-- Given data follows --

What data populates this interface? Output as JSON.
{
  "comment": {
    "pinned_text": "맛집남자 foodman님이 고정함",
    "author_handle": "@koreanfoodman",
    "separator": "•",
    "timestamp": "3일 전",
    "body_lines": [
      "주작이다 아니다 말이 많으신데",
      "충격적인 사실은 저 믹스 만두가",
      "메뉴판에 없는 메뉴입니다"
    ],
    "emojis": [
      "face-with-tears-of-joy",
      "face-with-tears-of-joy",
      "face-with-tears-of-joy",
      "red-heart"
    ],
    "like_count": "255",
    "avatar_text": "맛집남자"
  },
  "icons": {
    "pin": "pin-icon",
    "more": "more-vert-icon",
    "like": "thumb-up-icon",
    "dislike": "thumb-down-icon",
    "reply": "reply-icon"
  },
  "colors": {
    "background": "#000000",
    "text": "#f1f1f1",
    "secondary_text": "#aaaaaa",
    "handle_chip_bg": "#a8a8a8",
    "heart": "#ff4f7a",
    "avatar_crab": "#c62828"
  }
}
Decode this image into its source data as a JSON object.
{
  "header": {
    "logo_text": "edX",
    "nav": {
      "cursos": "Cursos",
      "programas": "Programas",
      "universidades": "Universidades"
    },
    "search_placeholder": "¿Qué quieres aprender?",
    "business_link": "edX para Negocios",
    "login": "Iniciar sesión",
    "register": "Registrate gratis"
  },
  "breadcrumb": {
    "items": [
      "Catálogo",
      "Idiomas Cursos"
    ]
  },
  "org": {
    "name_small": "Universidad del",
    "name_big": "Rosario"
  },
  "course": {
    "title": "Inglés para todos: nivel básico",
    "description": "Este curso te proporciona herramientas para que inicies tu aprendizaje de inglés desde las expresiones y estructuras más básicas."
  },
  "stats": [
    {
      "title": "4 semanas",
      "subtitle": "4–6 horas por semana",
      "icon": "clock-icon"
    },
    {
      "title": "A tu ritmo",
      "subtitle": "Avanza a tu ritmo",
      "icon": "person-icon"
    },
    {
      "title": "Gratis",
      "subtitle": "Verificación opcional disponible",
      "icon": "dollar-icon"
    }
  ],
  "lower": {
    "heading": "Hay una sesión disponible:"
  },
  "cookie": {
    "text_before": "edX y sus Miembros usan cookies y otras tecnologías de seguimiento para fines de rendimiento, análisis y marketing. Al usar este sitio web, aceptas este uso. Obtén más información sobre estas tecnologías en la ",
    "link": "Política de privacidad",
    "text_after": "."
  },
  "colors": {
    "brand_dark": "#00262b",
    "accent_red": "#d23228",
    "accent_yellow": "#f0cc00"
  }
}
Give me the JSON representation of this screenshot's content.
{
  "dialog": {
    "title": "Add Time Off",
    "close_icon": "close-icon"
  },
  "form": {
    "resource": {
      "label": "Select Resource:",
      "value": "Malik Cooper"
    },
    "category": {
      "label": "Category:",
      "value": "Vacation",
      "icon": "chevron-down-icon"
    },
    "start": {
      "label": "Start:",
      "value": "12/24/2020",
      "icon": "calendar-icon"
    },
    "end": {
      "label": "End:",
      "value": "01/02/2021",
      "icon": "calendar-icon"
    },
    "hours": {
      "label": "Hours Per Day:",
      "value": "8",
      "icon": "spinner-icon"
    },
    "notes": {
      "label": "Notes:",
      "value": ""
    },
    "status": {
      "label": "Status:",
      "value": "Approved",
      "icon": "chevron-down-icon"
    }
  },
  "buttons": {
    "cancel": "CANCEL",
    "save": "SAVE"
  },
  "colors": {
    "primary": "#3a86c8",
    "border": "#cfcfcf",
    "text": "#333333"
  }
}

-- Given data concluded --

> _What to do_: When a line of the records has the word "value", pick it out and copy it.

> _Result of this exercise_:
      "value": "Malik Cooper"
      "value": "Vacation",
      "value": "12/24/2020",
      "value": "01/02/2021",
      "value": "8",
      "value": ""
      "value": "Approved",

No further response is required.